Writing: Nick Spencer

Art: Riley Rossmo

Review by Melissa Megan


2012 was the year of Riley Rossmo for me. I shouted at the Gods when Green Wake ended and I thanked them when Rebel Blood showed up on my list of upcoming TP’s. Debris has been a fun adventure. Then, there’s Bedlam. A time jumping story of a serial killer trying (I think) to transform himself in to a positive piece of society. At least that’s what he tells his doctor, who is equally creepy and psychotic and assisted by less than comforting, ghoulish looking nurses.

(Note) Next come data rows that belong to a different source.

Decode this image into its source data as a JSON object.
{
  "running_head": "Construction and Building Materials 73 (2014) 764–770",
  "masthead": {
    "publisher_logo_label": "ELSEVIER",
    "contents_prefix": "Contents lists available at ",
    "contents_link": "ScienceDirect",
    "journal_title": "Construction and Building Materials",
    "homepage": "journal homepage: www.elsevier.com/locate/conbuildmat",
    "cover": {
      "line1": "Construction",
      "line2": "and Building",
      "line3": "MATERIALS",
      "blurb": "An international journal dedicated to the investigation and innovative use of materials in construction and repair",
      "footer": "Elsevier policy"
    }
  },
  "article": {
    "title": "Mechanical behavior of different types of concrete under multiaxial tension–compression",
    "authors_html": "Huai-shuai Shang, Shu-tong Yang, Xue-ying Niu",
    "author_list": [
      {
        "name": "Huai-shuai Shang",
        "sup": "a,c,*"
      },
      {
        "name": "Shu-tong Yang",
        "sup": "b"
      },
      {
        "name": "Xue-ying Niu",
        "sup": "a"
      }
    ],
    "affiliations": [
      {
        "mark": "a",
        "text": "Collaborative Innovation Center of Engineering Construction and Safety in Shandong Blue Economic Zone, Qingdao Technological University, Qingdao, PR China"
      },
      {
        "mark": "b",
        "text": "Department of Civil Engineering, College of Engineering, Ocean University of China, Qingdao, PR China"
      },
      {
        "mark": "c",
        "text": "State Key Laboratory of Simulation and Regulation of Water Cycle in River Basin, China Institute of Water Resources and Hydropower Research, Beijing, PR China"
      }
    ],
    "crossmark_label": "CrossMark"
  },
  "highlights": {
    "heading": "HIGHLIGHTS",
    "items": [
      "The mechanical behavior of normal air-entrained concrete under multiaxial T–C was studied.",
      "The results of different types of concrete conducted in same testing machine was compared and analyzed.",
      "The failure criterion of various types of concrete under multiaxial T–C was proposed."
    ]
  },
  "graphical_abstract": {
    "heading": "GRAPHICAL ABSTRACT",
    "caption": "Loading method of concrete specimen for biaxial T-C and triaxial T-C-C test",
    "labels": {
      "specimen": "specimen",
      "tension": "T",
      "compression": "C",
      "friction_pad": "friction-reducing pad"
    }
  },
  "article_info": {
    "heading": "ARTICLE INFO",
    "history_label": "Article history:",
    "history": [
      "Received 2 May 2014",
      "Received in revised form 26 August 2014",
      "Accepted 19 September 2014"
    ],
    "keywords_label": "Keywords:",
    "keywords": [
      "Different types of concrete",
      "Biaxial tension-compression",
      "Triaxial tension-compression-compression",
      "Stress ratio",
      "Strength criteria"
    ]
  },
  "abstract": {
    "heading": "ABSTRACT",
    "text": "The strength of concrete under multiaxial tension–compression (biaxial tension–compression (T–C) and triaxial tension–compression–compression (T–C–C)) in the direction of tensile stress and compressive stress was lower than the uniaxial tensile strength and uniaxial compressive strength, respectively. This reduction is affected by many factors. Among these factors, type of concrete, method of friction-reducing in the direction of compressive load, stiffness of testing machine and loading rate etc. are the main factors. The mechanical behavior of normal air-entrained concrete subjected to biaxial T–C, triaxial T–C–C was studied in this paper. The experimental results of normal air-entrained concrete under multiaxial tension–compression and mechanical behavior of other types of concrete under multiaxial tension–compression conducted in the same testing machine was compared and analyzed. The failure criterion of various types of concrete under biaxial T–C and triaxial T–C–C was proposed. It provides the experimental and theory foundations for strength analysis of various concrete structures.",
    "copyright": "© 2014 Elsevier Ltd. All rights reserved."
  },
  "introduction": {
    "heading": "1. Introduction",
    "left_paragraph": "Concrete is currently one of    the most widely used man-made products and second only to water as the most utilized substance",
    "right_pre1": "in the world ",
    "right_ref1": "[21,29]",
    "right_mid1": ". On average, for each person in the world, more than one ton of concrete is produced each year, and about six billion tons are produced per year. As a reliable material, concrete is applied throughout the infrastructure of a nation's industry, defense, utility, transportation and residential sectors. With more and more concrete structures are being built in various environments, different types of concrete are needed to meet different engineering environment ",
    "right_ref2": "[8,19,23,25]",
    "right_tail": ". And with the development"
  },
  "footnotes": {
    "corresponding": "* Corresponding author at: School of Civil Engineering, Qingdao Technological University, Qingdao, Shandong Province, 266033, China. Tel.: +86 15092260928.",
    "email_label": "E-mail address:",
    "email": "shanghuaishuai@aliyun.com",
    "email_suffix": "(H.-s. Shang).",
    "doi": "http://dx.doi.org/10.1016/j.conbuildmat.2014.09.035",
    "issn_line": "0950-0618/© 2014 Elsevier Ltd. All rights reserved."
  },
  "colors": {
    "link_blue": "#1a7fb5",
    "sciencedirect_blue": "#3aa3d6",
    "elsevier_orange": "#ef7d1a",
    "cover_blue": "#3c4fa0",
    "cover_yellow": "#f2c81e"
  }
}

Fillmore (aka Madder Red) is intrigued by the investigation of a local killer and believes he can help the police to understand their mystery murderer. He convinces his doctor that he should contact the police and offer his help, thereby making himself a positive, useful tool to his community. After putting in a call to explain to law enforcement that he has key information that can assist them in their hunt, the police are convinced that he’s a prime suspect, not a well meaning citizen.

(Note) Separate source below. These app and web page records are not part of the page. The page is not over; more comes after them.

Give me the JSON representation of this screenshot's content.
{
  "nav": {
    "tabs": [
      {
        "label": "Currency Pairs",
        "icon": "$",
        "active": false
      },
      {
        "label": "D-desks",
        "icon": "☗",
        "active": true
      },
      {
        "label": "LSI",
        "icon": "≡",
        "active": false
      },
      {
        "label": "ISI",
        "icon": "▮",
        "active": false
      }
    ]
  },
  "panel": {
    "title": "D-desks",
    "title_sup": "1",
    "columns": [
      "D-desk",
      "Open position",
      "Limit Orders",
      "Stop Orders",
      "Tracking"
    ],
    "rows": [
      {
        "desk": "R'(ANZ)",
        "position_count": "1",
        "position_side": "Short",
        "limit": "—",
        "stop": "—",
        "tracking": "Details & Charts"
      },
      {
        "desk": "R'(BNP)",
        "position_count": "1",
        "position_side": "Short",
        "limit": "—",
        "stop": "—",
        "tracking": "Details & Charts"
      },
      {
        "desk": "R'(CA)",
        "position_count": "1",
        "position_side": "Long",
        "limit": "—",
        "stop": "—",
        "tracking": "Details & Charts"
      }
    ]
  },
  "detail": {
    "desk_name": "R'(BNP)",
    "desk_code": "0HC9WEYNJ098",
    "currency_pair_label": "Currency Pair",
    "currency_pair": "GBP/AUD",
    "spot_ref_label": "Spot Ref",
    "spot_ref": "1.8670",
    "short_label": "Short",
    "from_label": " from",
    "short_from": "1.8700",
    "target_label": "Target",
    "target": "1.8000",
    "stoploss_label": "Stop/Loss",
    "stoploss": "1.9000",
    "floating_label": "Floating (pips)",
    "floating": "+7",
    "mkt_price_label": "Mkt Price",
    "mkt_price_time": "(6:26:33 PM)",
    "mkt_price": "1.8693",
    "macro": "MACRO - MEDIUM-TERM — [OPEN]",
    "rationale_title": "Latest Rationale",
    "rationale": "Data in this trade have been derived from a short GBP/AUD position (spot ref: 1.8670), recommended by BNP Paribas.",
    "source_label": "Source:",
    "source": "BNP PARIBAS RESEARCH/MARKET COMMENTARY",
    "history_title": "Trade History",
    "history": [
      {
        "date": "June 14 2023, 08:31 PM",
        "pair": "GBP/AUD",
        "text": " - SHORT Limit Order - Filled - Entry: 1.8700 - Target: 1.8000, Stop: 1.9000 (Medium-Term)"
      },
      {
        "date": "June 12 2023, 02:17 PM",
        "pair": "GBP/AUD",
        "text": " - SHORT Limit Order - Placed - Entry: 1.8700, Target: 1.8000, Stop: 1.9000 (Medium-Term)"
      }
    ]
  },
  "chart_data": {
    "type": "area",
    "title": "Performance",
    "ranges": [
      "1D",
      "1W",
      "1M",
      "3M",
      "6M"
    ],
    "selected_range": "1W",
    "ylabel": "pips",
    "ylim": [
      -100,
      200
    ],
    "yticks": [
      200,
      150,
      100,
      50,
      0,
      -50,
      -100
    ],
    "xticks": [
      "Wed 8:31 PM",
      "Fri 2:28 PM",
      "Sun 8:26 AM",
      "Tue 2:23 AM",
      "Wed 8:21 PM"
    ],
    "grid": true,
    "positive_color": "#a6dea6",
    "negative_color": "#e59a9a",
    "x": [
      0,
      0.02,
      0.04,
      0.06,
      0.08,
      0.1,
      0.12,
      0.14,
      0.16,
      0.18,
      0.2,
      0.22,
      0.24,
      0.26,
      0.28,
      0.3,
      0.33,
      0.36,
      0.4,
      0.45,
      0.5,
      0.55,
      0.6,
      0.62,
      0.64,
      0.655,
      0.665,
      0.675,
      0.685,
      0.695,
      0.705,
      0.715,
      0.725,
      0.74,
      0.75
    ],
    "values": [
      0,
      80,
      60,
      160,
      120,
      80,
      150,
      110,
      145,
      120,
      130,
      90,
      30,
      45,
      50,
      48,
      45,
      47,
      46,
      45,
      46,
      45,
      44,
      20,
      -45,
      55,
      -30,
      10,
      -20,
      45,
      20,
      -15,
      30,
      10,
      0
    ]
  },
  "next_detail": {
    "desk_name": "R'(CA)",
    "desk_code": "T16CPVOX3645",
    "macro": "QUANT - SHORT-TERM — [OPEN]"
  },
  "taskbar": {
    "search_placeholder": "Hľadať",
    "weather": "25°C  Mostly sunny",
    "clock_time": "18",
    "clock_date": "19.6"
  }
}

Issue #3 opens with a powerful scene of Madder Red in a controlled experiment in ‘companionship’. Poor, poor kitties. Gruesome and raw, this scene is a prime sample of the mood of Bedlam. The jumps back and forth between reserved, quiet Fillmore and unhinged, violent Madder Red are always shocking, like a slap in the head to remind you of who the main character really is, at his core. Fillmore turns himself in to gain access to the detective he wants to help, which doesn’t work in his favor in convincing them that he is not a part of the killings, but an expert of sorts on the killer.

The killer has an angel complex and Fillmore seems to admire his apparent lack of interest in fame, selfish motivations or gain. This issue is all about Fillmore naively trying to make good, to help, all the while setting himself as a top police target. The immense misunderstanding of his intentions creates tension and frustrations for both Fillmore and the reader.

I won’t give away any more here, but I will say Issue #3 is no less awesome than the last two. Bedlam obviously has no intentions of slowing down or softening and I love it. Bedlam is intelligent, unflinching and beautiful to look at. It’s quality comic book writing and art and if you enjoy your stories with some edge, this one has enough to slice your head right off.